People who overestimate their performance tend to be the ones who are worse than average.

"We are all above average!" Said the Monty Pythons . But they were right. At least it is what we believe, in general, that we do things better than most. For example, more than 90% of people believe they drive better than the average car, which is statistically impossible.

However, this trend is not always the case. Among the people who give the most, ironically, there are those who do the worst. People who don’t overestimate their skills that much ultimately do better, perhaps driven by the so-called imposter syndrome, which encourages them to try harder (precisely to erase the impostor syndrome) .

Overestimation and underestimation

These are the conclusions reached by researchers Gerald Häubl, professor of marketing at the Alberta School of Business and the Ronald K. Banister Chair in Business, and Isabelle Engeler, from the University of Navarra in Spain. To do this, they carried out a study in which a hard test was chosen: a mountain race, with uphill distances ranging from 10 to 78 kilometers .

Controlling for age, gender, and running experience, the researchers found that runners who wrongly predicted their finish times to be better than average, those who were overconfident, were primarily driven by overestimating their own performances. . Meanwhile, the runners who predicted they would perform worse than average (those who were unsure of their abilities) had a strong understanding of their own performance, but expected more from their competitors .

Furthermore, the group that lacked self-confidence was not only fairly accurate in predicting their own performance, but also tended to be the one that was better than average.

Häubl said that a lack of confidence, which can manifest itself in the workplace as imposter syndrome, is often beneficial, especially if it motivates people to work harder .

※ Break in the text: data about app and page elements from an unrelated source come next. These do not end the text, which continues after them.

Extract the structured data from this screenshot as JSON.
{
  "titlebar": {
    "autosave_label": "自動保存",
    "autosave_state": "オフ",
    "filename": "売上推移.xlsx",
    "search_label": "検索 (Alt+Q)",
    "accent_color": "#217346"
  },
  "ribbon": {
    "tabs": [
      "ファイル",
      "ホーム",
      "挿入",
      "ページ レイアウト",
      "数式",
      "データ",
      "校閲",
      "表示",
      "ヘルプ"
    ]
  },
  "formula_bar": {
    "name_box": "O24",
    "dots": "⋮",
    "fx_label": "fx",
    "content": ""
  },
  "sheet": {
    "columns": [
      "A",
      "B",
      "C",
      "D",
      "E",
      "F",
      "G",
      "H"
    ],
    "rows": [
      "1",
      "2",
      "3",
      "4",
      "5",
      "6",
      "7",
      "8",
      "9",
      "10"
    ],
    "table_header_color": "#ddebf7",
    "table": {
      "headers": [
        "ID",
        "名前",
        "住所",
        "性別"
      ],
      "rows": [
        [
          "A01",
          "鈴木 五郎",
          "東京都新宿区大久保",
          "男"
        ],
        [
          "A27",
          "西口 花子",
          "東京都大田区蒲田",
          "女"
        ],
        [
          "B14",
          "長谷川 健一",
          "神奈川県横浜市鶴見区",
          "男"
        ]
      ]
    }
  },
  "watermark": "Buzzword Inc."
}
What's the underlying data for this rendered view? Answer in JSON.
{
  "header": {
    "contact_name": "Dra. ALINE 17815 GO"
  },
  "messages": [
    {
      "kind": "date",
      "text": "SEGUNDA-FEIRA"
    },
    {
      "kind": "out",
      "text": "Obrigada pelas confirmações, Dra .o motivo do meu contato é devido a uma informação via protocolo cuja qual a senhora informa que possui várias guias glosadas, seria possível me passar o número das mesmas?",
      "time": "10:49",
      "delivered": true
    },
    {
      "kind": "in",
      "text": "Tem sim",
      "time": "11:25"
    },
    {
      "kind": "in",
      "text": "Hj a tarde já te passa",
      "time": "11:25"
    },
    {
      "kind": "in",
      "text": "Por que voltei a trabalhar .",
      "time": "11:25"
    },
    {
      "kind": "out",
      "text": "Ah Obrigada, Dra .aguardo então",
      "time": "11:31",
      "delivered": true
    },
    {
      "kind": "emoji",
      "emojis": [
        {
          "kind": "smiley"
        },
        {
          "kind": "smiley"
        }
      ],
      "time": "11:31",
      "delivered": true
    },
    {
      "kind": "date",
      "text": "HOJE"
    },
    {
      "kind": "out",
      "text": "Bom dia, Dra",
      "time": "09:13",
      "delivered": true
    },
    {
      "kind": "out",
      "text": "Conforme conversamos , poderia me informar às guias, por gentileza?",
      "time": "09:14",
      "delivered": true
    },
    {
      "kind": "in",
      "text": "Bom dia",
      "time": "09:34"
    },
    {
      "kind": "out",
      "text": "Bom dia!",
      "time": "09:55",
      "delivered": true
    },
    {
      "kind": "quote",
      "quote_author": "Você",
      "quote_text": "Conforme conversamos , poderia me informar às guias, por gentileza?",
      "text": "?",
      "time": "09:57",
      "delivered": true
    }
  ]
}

"The problem with a lack of confidence, however, is that it can prevent people who really have the potential to excel at something (a particular job or career) from trying, because they falsely believe that there are many others who are better than them".

Likewise, the people who overestimate their performance tend to be the ones who are worse than average . "This latest result parallels previous research showing that unskilled people tend to overestimate their performance," said Häubl. This overconfidence, he said, can be good or bad, depending on whether it translates into more or less motivation and therefore a desired outcome.